***** DATASET EXCERPTS

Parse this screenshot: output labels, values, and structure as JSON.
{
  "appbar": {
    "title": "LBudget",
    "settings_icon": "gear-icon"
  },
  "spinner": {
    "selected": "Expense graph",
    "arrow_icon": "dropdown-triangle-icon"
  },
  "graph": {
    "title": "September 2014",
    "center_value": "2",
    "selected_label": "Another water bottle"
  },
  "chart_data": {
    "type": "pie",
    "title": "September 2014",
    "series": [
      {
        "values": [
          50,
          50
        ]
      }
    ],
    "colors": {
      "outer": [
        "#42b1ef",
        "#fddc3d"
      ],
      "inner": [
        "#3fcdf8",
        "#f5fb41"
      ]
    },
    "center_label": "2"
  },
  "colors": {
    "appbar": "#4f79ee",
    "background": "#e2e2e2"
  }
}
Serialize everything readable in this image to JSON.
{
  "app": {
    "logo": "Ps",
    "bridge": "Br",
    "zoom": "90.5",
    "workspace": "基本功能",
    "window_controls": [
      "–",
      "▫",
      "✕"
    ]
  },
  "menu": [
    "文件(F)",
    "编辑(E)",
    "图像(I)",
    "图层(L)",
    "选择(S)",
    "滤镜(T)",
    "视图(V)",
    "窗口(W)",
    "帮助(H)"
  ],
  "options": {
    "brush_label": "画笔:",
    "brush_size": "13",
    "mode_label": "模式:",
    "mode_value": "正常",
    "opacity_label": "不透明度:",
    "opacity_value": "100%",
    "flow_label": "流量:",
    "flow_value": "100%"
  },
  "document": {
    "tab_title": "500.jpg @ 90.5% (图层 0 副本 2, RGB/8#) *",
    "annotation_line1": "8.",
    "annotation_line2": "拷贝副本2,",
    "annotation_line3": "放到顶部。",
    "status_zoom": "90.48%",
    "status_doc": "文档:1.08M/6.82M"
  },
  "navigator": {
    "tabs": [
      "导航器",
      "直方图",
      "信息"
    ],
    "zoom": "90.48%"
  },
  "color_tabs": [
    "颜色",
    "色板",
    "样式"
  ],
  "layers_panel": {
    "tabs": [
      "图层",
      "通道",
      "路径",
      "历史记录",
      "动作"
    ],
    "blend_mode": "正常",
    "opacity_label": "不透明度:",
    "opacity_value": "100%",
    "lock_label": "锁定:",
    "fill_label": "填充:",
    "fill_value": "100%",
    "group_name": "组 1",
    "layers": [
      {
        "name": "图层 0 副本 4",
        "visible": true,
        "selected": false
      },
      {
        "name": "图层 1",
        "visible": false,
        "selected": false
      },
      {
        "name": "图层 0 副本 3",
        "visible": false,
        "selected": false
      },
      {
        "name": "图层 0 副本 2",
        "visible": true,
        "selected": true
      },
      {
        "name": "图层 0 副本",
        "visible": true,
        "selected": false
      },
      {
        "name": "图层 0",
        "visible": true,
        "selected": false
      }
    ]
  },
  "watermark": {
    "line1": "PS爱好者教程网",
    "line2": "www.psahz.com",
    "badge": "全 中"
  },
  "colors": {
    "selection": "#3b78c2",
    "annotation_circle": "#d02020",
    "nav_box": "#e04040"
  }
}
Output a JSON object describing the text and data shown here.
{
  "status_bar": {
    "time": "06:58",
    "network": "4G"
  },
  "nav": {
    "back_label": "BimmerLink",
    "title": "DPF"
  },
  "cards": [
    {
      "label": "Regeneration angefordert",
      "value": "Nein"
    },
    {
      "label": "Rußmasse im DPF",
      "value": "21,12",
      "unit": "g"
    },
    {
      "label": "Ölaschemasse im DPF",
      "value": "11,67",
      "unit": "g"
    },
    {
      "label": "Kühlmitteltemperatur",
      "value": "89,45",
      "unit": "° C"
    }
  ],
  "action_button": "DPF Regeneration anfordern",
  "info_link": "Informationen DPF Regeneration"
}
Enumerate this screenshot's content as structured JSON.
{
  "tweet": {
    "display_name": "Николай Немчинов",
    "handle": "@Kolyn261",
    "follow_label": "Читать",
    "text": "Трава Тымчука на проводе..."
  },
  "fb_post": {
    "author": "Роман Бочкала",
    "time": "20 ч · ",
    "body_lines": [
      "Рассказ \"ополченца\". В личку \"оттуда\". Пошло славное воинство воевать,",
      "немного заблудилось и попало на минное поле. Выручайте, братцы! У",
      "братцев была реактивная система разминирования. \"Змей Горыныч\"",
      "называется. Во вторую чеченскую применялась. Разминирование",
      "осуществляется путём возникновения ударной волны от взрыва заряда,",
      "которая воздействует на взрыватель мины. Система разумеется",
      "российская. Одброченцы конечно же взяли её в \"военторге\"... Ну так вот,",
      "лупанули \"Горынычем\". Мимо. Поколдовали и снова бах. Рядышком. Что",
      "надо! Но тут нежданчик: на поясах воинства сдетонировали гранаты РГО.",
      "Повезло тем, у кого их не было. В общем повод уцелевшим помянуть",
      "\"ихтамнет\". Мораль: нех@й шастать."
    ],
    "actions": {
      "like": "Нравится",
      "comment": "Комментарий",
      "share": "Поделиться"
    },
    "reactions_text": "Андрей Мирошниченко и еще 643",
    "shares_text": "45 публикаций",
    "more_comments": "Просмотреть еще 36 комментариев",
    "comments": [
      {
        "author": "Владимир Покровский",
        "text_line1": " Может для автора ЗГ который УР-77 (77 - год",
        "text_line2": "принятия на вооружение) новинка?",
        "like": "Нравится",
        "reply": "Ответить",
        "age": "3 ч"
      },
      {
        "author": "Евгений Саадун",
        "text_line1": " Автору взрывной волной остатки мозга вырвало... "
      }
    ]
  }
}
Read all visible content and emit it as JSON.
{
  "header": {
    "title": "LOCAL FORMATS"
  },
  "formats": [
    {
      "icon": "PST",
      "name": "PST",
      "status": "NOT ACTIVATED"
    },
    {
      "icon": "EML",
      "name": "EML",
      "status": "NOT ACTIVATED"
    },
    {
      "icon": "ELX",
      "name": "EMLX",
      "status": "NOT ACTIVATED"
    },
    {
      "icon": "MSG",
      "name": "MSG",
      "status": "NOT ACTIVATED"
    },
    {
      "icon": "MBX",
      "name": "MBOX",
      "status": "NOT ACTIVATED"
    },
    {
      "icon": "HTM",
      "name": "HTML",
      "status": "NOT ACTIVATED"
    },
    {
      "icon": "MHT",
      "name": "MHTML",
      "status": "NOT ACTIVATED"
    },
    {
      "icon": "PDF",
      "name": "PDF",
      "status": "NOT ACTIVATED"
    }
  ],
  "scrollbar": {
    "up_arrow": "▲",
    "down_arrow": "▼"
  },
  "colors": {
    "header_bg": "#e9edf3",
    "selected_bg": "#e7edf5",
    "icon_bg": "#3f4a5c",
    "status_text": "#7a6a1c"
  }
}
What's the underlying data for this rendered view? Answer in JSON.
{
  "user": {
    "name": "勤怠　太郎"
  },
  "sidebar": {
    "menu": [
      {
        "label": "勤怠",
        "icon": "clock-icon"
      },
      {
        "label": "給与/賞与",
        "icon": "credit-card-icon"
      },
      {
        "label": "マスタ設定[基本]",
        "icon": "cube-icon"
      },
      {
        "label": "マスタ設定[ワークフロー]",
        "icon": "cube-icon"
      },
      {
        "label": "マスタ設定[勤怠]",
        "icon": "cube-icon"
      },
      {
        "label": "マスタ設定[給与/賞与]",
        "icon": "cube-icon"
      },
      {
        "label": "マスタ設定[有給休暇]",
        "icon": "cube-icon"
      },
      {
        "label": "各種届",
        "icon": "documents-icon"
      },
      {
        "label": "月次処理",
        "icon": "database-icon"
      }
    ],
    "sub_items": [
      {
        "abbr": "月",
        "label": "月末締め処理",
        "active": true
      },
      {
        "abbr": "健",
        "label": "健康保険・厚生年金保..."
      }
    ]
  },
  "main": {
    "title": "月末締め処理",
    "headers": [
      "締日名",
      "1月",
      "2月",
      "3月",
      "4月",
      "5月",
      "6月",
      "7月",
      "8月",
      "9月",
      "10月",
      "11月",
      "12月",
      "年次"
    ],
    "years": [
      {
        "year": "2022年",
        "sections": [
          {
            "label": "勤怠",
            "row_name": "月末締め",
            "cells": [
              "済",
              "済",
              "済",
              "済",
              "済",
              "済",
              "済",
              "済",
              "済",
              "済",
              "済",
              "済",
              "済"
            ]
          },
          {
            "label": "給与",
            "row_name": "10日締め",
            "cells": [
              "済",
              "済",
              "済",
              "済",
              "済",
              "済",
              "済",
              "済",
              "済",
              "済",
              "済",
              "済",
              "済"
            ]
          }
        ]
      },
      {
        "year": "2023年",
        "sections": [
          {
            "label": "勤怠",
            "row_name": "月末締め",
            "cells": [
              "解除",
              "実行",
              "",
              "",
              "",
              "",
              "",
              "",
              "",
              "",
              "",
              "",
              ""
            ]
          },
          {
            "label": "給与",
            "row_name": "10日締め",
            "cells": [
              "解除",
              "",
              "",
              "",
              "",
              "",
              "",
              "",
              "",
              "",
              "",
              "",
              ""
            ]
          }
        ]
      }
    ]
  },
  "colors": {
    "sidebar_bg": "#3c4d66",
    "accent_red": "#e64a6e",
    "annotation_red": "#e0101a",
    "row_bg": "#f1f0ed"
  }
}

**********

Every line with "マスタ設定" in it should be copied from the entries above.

        "label": "マスタ設定[基本]",
        "label": "マスタ設定[ワークフロー]",
        "label": "マスタ設定[勤怠]",
        "label": "マスタ設定[給与/賞与]",
        "label": "マスタ設定[有給休暇]",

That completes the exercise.